With pressure building at home and abroad to investigate military involvement in the murder, Ardón finally went through the motions in early October of interviewing six military officials who have been linked to the case by church authorities or human rights activists. All came in voluntarily to Ardón's office to present prepared statements denying any involvement. Yet reportedly none were interrogated by Ardón or his assistants, an uncommon concession to possible suspects in a murder case.
One of the officials linked to the case is Col. Juan Oliva Carrera, who is awaiting trial for his role in the 1990 assassination of anthropologist Myrna Mack, a close associate of Gerardi. Oliva's name and phone number were found in the possessions of Margarita López, the San Sebastian parish housekeeper who was arrested with Orantes on July 22 but who was released in August. Oliva, a top official of the Presidential Guard, was discharged unexpectedly by the army in early October, just days before he testified. Also discharged with Oliva were three other officers linked to a high-profile corruption and smuggling investigation.
Rios believes the military's alleged role in the killing could have been motivated not only by anger over the scalding condemnation of military abuses contained in “Guatemala, Never Again!”–the human rights report Gerardi released two days before he was killed–but also to hush up the church in the face of the government's failures to live up to the terms of the 1996 peace accords.
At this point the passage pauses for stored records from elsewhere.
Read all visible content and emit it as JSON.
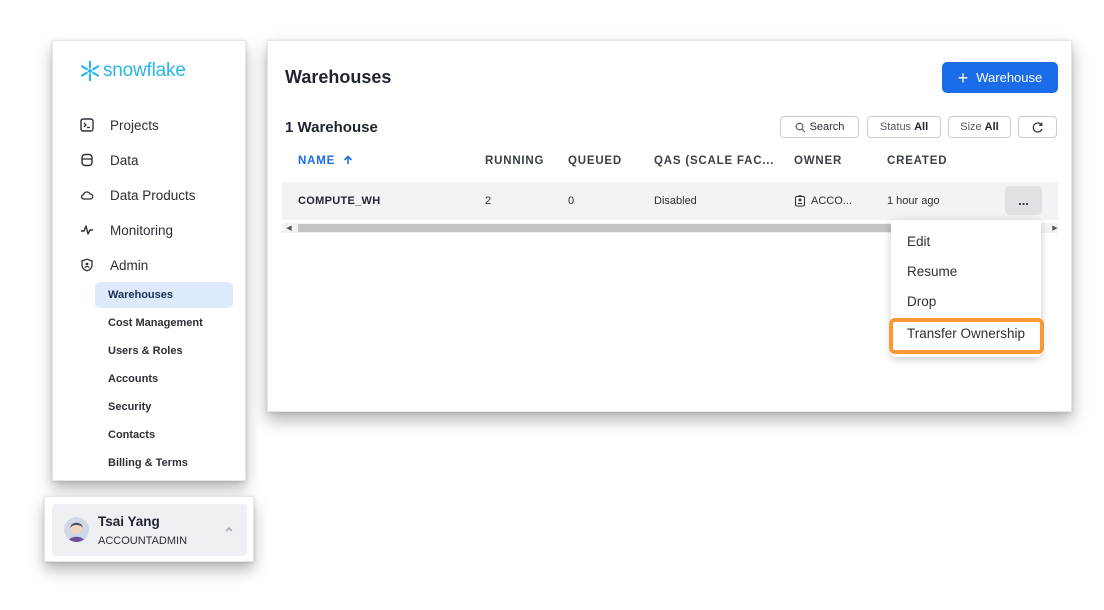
{
  "brand": {
    "name": "snowflake",
    "color": "#29b5e8"
  },
  "sidebar": {
    "nav": [
      {
        "label": "Projects",
        "icon": "terminal-icon"
      },
      {
        "label": "Data",
        "icon": "database-icon"
      },
      {
        "label": "Data Products",
        "icon": "cloud-icon"
      },
      {
        "label": "Monitoring",
        "icon": "activity-icon"
      },
      {
        "label": "Admin",
        "icon": "shield-icon"
      }
    ],
    "admin_items": [
      "Warehouses",
      "Cost Management",
      "Users & Roles",
      "Accounts",
      "Security",
      "Contacts",
      "Billing & Terms"
    ],
    "active_item": "Warehouses"
  },
  "user": {
    "name": "Tsai Yang",
    "role": "ACCOUNTADMIN"
  },
  "main": {
    "title": "Warehouses",
    "add_button": {
      "plus": "+",
      "label": "Warehouse"
    },
    "count_label": "1 Warehouse",
    "toolbar": {
      "search": "Search",
      "status_label": "Status",
      "status_value": "All",
      "size_label": "Size",
      "size_value": "All"
    },
    "table": {
      "columns": [
        "NAME",
        "RUNNING",
        "QUEUED",
        "QAS (SCALE FAC...",
        "OWNER",
        "CREATED"
      ],
      "sort_column": "NAME",
      "rows": [
        {
          "name": "COMPUTE_WH",
          "running": "2",
          "queued": "0",
          "qas": "Disabled",
          "owner": "ACCO...",
          "created": "1 hour ago"
        }
      ],
      "row_actions_label": "..."
    }
  },
  "menu": {
    "items": [
      "Edit",
      "Resume",
      "Drop",
      "Transfer Ownership"
    ],
    "highlighted": "Transfer Ownership",
    "highlight_color": "#f59a34"
  },
  "colors": {
    "accent": "#1a6ce8",
    "active_bg": "#dceafb"
  }
}
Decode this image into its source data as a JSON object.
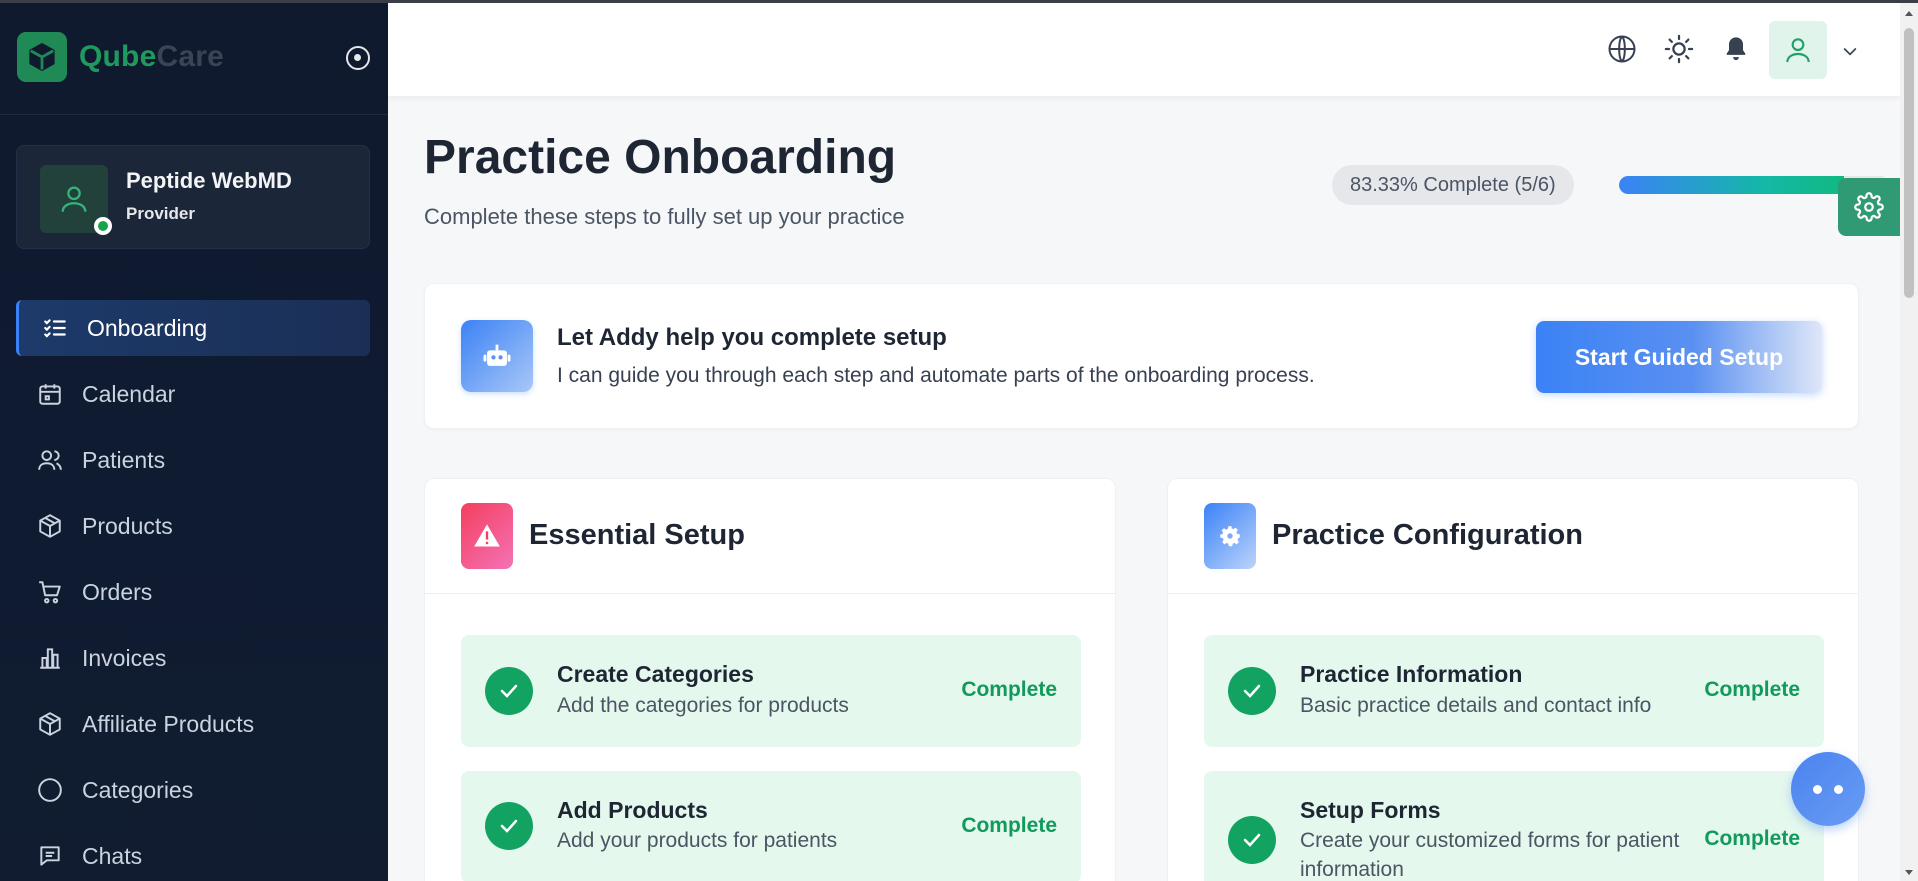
{
  "brand": {
    "name_part1": "Qube",
    "name_part2": "Care"
  },
  "user": {
    "name": "Peptide WebMD",
    "role": "Provider"
  },
  "sidebar": {
    "items": [
      {
        "label": "Onboarding",
        "icon": "list-check-icon",
        "active": true
      },
      {
        "label": "Calendar",
        "icon": "calendar-icon"
      },
      {
        "label": "Patients",
        "icon": "users-icon"
      },
      {
        "label": "Products",
        "icon": "box-icon"
      },
      {
        "label": "Orders",
        "icon": "cart-icon"
      },
      {
        "label": "Invoices",
        "icon": "bar-chart-icon"
      },
      {
        "label": "Affiliate Products",
        "icon": "box-icon"
      },
      {
        "label": "Categories",
        "icon": "circle-icon"
      },
      {
        "label": "Chats",
        "icon": "chat-icon"
      }
    ]
  },
  "header": {
    "title": "Practice Onboarding",
    "subtitle": "Complete these steps to fully set up your practice",
    "progress_label": "83.33% Complete (5/6)",
    "progress_fraction": 0.8333
  },
  "addy": {
    "title": "Let Addy help you complete setup",
    "description": "I can guide you through each step and automate parts of the onboarding process.",
    "button_label": "Start Guided Setup"
  },
  "essential": {
    "title": "Essential Setup",
    "tasks": [
      {
        "title": "Create Categories",
        "description": "Add the categories for products",
        "status": "Complete"
      },
      {
        "title": "Add Products",
        "description": "Add your products for patients",
        "status": "Complete"
      }
    ]
  },
  "practice": {
    "title": "Practice Configuration",
    "tasks": [
      {
        "title": "Practice Information",
        "description": "Basic practice details and contact info",
        "status": "Complete"
      },
      {
        "title": "Setup Forms",
        "description": "Create your customized forms for patient information",
        "status": "Complete"
      }
    ]
  },
  "colors": {
    "accent": "#3b82f6",
    "success": "#12a362",
    "brand": "#1f8a55",
    "sidebar_bg": "#0f1a2e"
  }
}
The government is falling further and further behind on the dramatic land and tax reforms called for by the accords, and President Alvaro Arzú long ago grew weary of Guatemala's bishops nagging him about justice and peace.
In an October 26 communique commemorating the six-month anniversary of the killing, the episcopal conference declared the killing “a premeditated blow to the Guatemalan Catholic Church,” designed to “limit our pastoral action and remind us that the most fearful forces in the country are still intact and possess enormous power.” The bishops said there was “a campaign underway to discredit our church.”
Asked exactly who is attacking the church, Rios refused to name names, instead stating, “Some pull the trigger, others give the order to do so, while still others inspire the actions or cover up evidence of the crime.”